TURIN, Italy (Reuters) – People who manufacture weapons or invest in weapons industries are hypocrites if they call themselves Christian, Pope Francis said on Sunday.
Francis issued his toughest condemnation to date of the weapons industry at a rally of thousands of young people at the end of the first day of his trip to the Italian city of Turin.
“If you trust only men you have lost,” he told the young people in a long, rambling talk about war, trust and politics after putting aside his prepared address.
“It makes me think of … people, managers, businessmen who call themselves Christian and they manufacture weapons. That leads to a bit a distrust, doesn’t it?” he said to applause.
At the risk of drawing God’s ire, it seems to me the Pope is has just gone off the reservation in the name of populists sentiment. In fact, while calling others hypocrites, it seems he needs to look to his own Church. Specifically, if he’s going to walk the walk, he needs to disband the Swiss Guard and ask that Italy stop providing security of any kind to the Vatican. By his stated logic, the Catholic Church is apparently a bunch of hypocrites for having made a substantial investment in small arms to defend the papacy.
Remember that mass shooting an Uber driver cut short by engaging the bad guy with his own gun? Apparently Uber doesn’t. Or they do and have decided to ban drivers and passengers from carrying guns.
The policy shown above appears on Uber’s website. It stands in contrast with Uber’s statement following the Chicago incident. At the time, spokesperson Jen Mullin said the the company, “requires all its drivers to abide by local, state and federal laws pertaining to transporting firearms in vehicles.”
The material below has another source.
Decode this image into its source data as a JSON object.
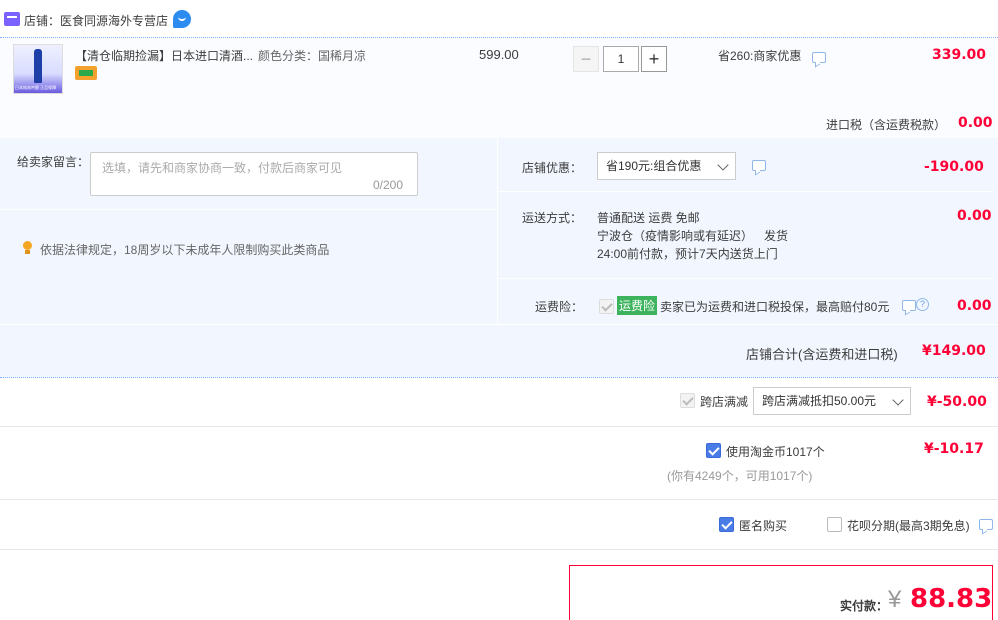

Now just in case you were thinking Lyft might be a better option, here’s their current policy:
To keep our entire community comfortable, Lyft has a strict “No Weapons” policy. This means that if any driver or passenger possesses a weapon in a Lyft vehicle, regardless of whether possession is legal where they are, they will be removed from the platform.
We approach this issue from a community perspective — it’s hard to know what someone else is or isn’t comfortable with. The mere presence of a weapon might make another community member distressed.
Lyft reserves sole judgement on what constitutes a “weapon”.
Personally, I try to avoid using cabs, Uber, Lyft, of even a bus if I can. But it seems to me that both Uber and Lyft are blowing business opportunities for the sake of being politically correct. Given the behavior of some drivers with these services, I’m not sure I’m willing to give up my self-defense options for a cheap ride.